In “Private Government,” Anderson explores a striking American contradiction. On the one hand, we are a freedom-obsessed society, wary of government intrusion into our private lives; on the other, we allow ourselves to be tyrannized by our bosses, who enjoy broad powers of micromanagement and coercion. Anderson believes that many American workers are constrained by rules that would be “unconstitutional for democratic states to impose on citizens who are not convicts or in the military.” She estimates that more than half are “subject to dictatorship at work.”

A usual response to this is that employees are free to walk away from a job, a boss, or a company they don’t like. Well, they certainly can… but not without putting their livelihood in jeopardy. More so if, as is increasingly the case,  one has signed a non-compete agreement.

for many workers, there is nowhere to emigrate to. Especially at the lower end of the income scale, bad working conditions are so pervasive that switching jobs just means trading one bad boss for another.

The private-public distinction is thus:

whether you’re a C.E.O., a mayor, or the head of a campus commune, there are two ways of being in charge. If you exercise “public government,” you allow the people you rule to have a say in how they are governed; if you wield “private government,” the rules are not up for debate.

In public government, decision-making is everybody’s business—the government “belongs” to everyone, like a public park. In private government, it belongs to the governor, as his or her private possession. When parents say that their rules exist “because I say so,” they are exercising private government over their children. By contrast, our democracy is a public government, in which citizens have a say over the content of their laws.

Giving “a voice,” through a system of workers’ councils, to allow them to elect representatives who participate in executive decision-making has been tried, in Germany and elsewhere, and it has sometimes made workplaces better. However, in the Anglo-American world corporations are run privately.The reviewer concludes:

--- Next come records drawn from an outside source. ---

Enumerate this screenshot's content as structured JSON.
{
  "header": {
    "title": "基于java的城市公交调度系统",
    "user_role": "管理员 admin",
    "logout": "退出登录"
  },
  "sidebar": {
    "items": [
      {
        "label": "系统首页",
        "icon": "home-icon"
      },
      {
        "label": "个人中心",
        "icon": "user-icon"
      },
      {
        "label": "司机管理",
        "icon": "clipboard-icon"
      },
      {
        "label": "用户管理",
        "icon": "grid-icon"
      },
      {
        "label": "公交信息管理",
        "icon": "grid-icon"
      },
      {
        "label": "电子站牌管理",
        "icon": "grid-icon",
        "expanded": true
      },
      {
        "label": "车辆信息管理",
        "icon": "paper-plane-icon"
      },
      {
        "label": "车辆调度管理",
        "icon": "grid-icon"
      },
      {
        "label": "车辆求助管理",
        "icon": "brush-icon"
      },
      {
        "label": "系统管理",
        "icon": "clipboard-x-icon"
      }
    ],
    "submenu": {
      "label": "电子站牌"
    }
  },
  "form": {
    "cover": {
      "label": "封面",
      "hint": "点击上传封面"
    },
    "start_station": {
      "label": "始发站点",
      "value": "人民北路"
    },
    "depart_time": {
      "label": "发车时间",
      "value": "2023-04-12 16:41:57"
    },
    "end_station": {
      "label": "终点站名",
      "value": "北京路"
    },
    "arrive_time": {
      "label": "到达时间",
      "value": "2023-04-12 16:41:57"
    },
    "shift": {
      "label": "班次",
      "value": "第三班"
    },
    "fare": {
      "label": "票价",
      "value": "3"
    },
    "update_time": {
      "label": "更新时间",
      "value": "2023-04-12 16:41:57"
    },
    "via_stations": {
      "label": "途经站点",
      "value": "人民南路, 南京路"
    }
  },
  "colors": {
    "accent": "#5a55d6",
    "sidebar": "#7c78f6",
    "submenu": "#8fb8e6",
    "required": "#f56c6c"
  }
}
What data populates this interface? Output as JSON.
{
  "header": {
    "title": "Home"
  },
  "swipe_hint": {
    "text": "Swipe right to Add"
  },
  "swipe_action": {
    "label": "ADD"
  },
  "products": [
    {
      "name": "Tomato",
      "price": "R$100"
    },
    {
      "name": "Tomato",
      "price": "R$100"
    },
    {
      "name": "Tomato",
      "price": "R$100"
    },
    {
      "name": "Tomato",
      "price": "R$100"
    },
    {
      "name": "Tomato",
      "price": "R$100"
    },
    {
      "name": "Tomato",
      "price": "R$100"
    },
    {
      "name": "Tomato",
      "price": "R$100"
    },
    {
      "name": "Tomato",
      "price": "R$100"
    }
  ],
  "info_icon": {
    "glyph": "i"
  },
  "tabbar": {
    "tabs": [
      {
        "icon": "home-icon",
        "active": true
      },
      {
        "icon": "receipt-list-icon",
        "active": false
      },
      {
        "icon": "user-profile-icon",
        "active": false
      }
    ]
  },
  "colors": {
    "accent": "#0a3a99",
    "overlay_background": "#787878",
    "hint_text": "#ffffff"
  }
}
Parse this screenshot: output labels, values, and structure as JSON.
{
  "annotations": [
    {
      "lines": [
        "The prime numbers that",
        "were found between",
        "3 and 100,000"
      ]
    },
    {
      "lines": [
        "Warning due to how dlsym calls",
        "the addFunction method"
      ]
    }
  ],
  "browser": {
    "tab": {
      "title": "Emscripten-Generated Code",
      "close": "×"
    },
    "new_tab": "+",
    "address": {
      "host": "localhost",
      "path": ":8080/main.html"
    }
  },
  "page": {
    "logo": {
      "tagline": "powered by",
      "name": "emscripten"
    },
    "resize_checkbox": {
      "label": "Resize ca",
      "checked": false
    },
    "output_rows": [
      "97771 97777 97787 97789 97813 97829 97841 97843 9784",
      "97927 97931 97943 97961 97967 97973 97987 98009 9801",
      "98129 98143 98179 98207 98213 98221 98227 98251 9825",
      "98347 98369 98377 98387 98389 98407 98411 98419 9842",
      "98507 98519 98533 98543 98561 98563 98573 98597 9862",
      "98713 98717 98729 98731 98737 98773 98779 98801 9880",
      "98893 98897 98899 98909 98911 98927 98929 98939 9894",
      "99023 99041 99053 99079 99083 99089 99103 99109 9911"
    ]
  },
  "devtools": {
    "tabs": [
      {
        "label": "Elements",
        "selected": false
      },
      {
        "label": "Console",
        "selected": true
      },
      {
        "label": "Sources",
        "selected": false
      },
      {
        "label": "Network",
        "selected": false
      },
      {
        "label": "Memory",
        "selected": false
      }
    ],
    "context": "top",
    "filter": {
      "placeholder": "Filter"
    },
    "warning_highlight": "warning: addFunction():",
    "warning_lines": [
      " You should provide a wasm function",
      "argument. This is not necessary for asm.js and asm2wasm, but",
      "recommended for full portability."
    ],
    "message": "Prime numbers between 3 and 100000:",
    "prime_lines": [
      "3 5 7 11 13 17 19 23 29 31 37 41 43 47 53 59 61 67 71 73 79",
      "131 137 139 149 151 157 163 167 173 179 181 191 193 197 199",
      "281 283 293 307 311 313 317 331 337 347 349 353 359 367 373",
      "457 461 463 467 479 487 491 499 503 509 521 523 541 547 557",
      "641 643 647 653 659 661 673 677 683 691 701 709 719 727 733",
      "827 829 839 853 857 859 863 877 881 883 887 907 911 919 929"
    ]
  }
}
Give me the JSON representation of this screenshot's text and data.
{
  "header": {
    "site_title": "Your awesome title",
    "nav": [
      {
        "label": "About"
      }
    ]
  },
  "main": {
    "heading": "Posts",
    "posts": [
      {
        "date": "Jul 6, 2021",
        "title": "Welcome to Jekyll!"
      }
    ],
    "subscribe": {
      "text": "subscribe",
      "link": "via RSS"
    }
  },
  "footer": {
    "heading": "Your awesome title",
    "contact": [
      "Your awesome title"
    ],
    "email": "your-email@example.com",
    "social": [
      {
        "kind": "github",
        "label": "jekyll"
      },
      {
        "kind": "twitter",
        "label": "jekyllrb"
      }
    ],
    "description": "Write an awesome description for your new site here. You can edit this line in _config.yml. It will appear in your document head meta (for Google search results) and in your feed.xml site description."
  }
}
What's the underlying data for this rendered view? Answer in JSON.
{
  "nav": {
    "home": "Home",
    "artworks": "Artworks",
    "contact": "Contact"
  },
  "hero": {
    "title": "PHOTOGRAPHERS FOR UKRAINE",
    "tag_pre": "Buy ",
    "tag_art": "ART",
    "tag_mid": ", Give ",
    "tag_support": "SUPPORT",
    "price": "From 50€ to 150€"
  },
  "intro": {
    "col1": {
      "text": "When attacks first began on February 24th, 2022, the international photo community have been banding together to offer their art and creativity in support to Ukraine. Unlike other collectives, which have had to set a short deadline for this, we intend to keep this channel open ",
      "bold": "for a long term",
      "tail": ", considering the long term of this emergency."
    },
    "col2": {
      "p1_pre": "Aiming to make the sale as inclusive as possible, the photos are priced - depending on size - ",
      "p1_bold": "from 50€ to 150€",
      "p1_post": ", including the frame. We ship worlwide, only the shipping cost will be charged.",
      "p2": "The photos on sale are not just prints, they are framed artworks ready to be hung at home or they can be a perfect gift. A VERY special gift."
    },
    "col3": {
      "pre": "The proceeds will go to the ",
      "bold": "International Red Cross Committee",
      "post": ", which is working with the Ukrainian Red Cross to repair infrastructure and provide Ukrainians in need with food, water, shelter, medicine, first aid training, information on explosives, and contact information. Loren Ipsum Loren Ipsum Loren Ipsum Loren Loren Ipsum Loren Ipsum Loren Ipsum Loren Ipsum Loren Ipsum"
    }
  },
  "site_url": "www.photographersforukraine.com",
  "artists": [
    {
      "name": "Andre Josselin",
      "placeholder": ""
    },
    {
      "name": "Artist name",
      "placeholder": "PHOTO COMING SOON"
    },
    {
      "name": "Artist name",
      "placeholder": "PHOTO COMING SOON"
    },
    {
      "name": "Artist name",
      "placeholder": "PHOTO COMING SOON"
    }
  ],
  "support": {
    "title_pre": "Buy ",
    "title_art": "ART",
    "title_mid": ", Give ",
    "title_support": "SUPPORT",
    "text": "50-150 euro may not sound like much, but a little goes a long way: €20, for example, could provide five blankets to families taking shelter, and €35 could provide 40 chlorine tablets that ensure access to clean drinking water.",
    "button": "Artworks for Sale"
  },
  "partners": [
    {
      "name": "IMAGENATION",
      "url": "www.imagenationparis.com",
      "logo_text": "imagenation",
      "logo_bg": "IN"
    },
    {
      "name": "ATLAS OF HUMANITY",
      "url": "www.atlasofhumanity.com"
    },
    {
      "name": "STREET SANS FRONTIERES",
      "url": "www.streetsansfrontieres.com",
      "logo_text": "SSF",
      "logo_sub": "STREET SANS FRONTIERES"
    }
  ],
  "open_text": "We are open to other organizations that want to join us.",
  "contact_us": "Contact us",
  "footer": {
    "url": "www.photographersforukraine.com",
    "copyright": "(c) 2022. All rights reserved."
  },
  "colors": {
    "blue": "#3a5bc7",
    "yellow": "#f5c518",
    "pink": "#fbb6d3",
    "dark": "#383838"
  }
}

One reason we don’t talk about it is that we don’t want to acknowledge how much the rhetoric of American freedom outruns the constraints of private government. Corporate power was always going to win out over libertarian fantasy. This defeat is hard to admit.


You do the math

Two separate but related items on the same day:

The number of people expecting to work beyond age 67 fell to a record low of 32.9% last month, according to a New York Federal Reserve survey. And about 2.7 million workers age 55 and older plan to apply early for Social Security benefits — almost twice as many as the 1.4 million people in the same age group who anticipate working longer, according to a recent U.S. Census Bureau survey.

The number of babies born in America last year was the lowest in more than four decades, according to federal figures released Wednesday that show a continuing U.S. fertility slump. U.S. women had about 3.61 million babies in 2020, down 4% from the prior year, provisional data from the Centers for Disease Control and Prevention’s National Center for Health Statistics shows. The total fertility rate—a snapshot of the average number of babies a woman would have over her lifetime—fell to 1.64. That was the lowest rate on record since the government began tracking it in the 1930s, and likely before that when families were larger, said report co-author Brady Hamilton. Total births were the lowest since 1979. (WSJ)

The former’s social security payments is financed by taxes paid by the latter. You do the math.

Efficiency is overrated

There is no time wasted. You own it. It’s yours. Do with it as you please… unless you sold it to someone else.

Days full of online meetings. No commute time. Productivity has skyrocketed. There are no wasted moments waiting for the tube, queuing in the coffee shop, waiting for the lift.

I miss those little moments. Standing on the platform waiting for the train. Sitting on the Circle Line, daydreaming. Walking through the streets, looking around.

Yes, these moments are non-billable and non-fillable.

But whilst they might be ‘dead’ time to some, they are ‘alive’ time to me. When I can switch off, get creatively energised, let my mind wander. Talk to a stranger, notice something I hadn’t seen before, go down a cognitive rabbit hole. (Ian Sanders)